The output gain has not come about by an increase in drilling activity. In fact, the number of oil rigs in production has dropped from nearly 800 at the beginning of the year to 616 This means that the enhanced production has been triggered by technological changes like hydraulic fracturing that allow drillers to boost output per well in operation — i.e., increased productivity.
In fact, drilling productivity has increased about 8% in the past year.
At the same time, Iranian oil production has jumped from 2.5 million barrels per day a year ago to 3.1 million currently. Iran has partially countered most of the U.S.-imposed sanctions by exporting more oil to China and Russia.
Between the U.S. and Iran, global oil production has climbed by 1.6 million barrels of oil daily. The U.S. lifted production from 12.2 to 13.2 million barrels of oil per day, and Iran boosted production from 2.5 to 3.1 million barrels per day. The additional supply has caused oil prices to plunge from $93 at the end of September to $75 currently.
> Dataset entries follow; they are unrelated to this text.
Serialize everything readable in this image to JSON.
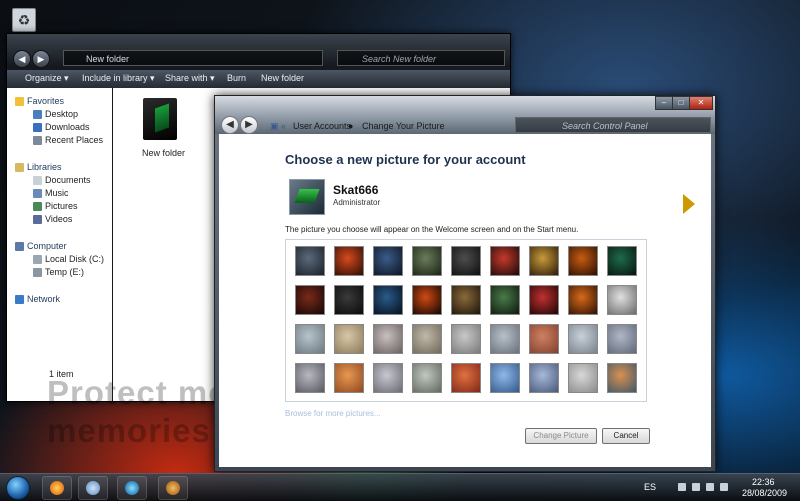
{
  "desktop": {
    "icon_label": "Recycle Bin"
  },
  "explorer": {
    "address": "New folder",
    "search_placeholder": "Search New folder",
    "toolbar": [
      "Organize ▾",
      "Include in library ▾",
      "Share with ▾",
      "Burn",
      "New folder"
    ],
    "favorites": {
      "label": "Favorites",
      "items": [
        "Desktop",
        "Downloads",
        "Recent Places"
      ]
    },
    "libraries": {
      "label": "Libraries",
      "items": [
        "Documents",
        "Music",
        "Pictures",
        "Videos"
      ]
    },
    "computer": {
      "label": "Computer",
      "items": [
        "Local Disk (C:)",
        "Temp (E:)"
      ]
    },
    "network": {
      "label": "Network"
    },
    "folder_name": "New folder",
    "status": "1 item"
  },
  "watermark": "Protect more of your memories",
  "control_panel": {
    "breadcrumb": [
      "User Accounts",
      "Change Your Picture"
    ],
    "search_placeholder": "Search Control Panel",
    "heading": "Choose a new picture for your account",
    "user": {
      "name": "Skat666",
      "role": "Administrator"
    },
    "description": "The picture you choose will appear on the Welcome screen and on the Start menu.",
    "browse_link": "Browse for more pictures...",
    "change_button": "Change Picture",
    "cancel_button": "Cancel"
  },
  "picture_tiles": [
    {
      "c1": "#5b6a7a",
      "c2": "#1a2028"
    },
    {
      "c1": "#d64a1c",
      "c2": "#2a0c06"
    },
    {
      "c1": "#3b5b8a",
      "c2": "#0d1422"
    },
    {
      "c1": "#6a7d5a",
      "c2": "#1a2214"
    },
    {
      "c1": "#4d4d4d",
      "c2": "#0f0f0f"
    },
    {
      "c1": "#c43a2a",
      "c2": "#1a0808"
    },
    {
      "c1": "#c89a3a",
      "c2": "#2a1a06"
    },
    {
      "c1": "#c65c12",
      "c2": "#2a0e02"
    },
    {
      "c1": "#1f6a4a",
      "c2": "#05150f"
    },
    {
      "c1": "#7a2a1a",
      "c2": "#140606"
    },
    {
      "c1": "#3a3a3a",
      "c2": "#0a0a0a"
    },
    {
      "c1": "#2a5a8a",
      "c2": "#05101c"
    },
    {
      "c1": "#d04a12",
      "c2": "#0f0502"
    },
    {
      "c1": "#8a6a3a",
      "c2": "#1c140a"
    },
    {
      "c1": "#4a7a4a",
      "c2": "#0c180c"
    },
    {
      "c1": "#c03030",
      "c2": "#1c0505"
    },
    {
      "c1": "#d86a1a",
      "c2": "#2a1004"
    },
    {
      "c1": "#e0e0e0",
      "c2": "#6a6a6a"
    },
    {
      "c1": "#b8c4cc",
      "c2": "#6c7880"
    },
    {
      "c1": "#d8c8a8",
      "c2": "#8a7a5a"
    },
    {
      "c1": "#c8c0c0",
      "c2": "#6a6060"
    },
    {
      "c1": "#c0b8a8",
      "c2": "#70685a"
    },
    {
      "c1": "#c8c8c8",
      "c2": "#7a7a7a"
    },
    {
      "c1": "#b8c0c8",
      "c2": "#68707a"
    },
    {
      "c1": "#d08060",
      "c2": "#804030"
    },
    {
      "c1": "#c8d0d8",
      "c2": "#78808a"
    },
    {
      "c1": "#b0b8c8",
      "c2": "#606878"
    },
    {
      "c1": "#b8b8c0",
      "c2": "#585860"
    },
    {
      "c1": "#e89850",
      "c2": "#904820"
    },
    {
      "c1": "#c8c8d0",
      "c2": "#6a6a72"
    },
    {
      "c1": "#c0c8c0",
      "c2": "#606860"
    },
    {
      "c1": "#e07040",
      "c2": "#802818"
    },
    {
      "c1": "#90b8e8",
      "c2": "#305888"
    },
    {
      "c1": "#a8b8d8",
      "c2": "#485878"
    },
    {
      "c1": "#d8d8d8",
      "c2": "#8a8a8a"
    },
    {
      "c1": "#d89050",
      "c2": "#405868"
    }
  ],
  "taskbar": {
    "language": "ES",
    "time": "22:36",
    "date": "28/08/2009"
  },
  "colors": {
    "heading": "#1e3250",
    "link": "#a9c0dc",
    "taskbar": "#1a2028"
  }
}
To counter this rather dramatic price drop Saudi Arabia has reduced its daily output from 10.5 mbpd at the end of last year to 9.0 million – almost matching the increased production from the U.S. and Iran.
So what does all this suggest going forward? In the U.S. the increased production is attributable to improved technology. That is not going to change. In fact the Energy Information Agency expects U.S. production to climb from 13.2 million barrels per day currently to 13.5 million by the end of next year. It also believes the reduced Saudi output will, over time, boost crude prices to $90 by the end of 2024,. Our sense is that in the upcoming year oil prices will likely trade in a range from $80-90. If so, oil prices will increase somewhat in 2024.
Oil prices, as always, are very volatile and typically not the major factor determining the inflation rate. Both the overall CPI and the core rate have been gradually shrinking for more than a year. But at 4.0% the core CPI is still double the Fed’s 2.0% target. Nevertheless, it is headed in the right direction and should continue to shrink in the months ahead.
The reason we are so optimistic about the continuing slowdown in inflation is because the $4.0 trillion of surplus liquidity created by the Fed via its purchases of Treasury securities in 2020 and 2021 has shrunk to $1.3 trillion, and if the Fed continues to reduce the money supply at its current pace any remaining surplus liquidity should disappear by the early part of next year. That, in turn, should allow the inflation rate to continue its descent.
Against this background, the 5.5% funds rate is almost certainly at its peak. The Fed may actually shift into easing mode in the second half of next year. We expect the funds rate to fall from 5.5% currently to 4.75% by the end of 2024. As the inflation rate subsides the yield on the 10-year note is likely to drop from 4.5% today to perhaps 4.25% by the end of next year. That, in turn, should cause mortgage rates to fall from 7.4% currently to 6.25%. The slowdown in inflation may not reach the 2.0% target until 2025. And the funds rate may not drop to its equilibrium level of 2.5% until 2025. But the direction is clear. Slower inflation and lower rates are a recipe for both faster GDP growth by the second half of next year, and a buoyant stock market.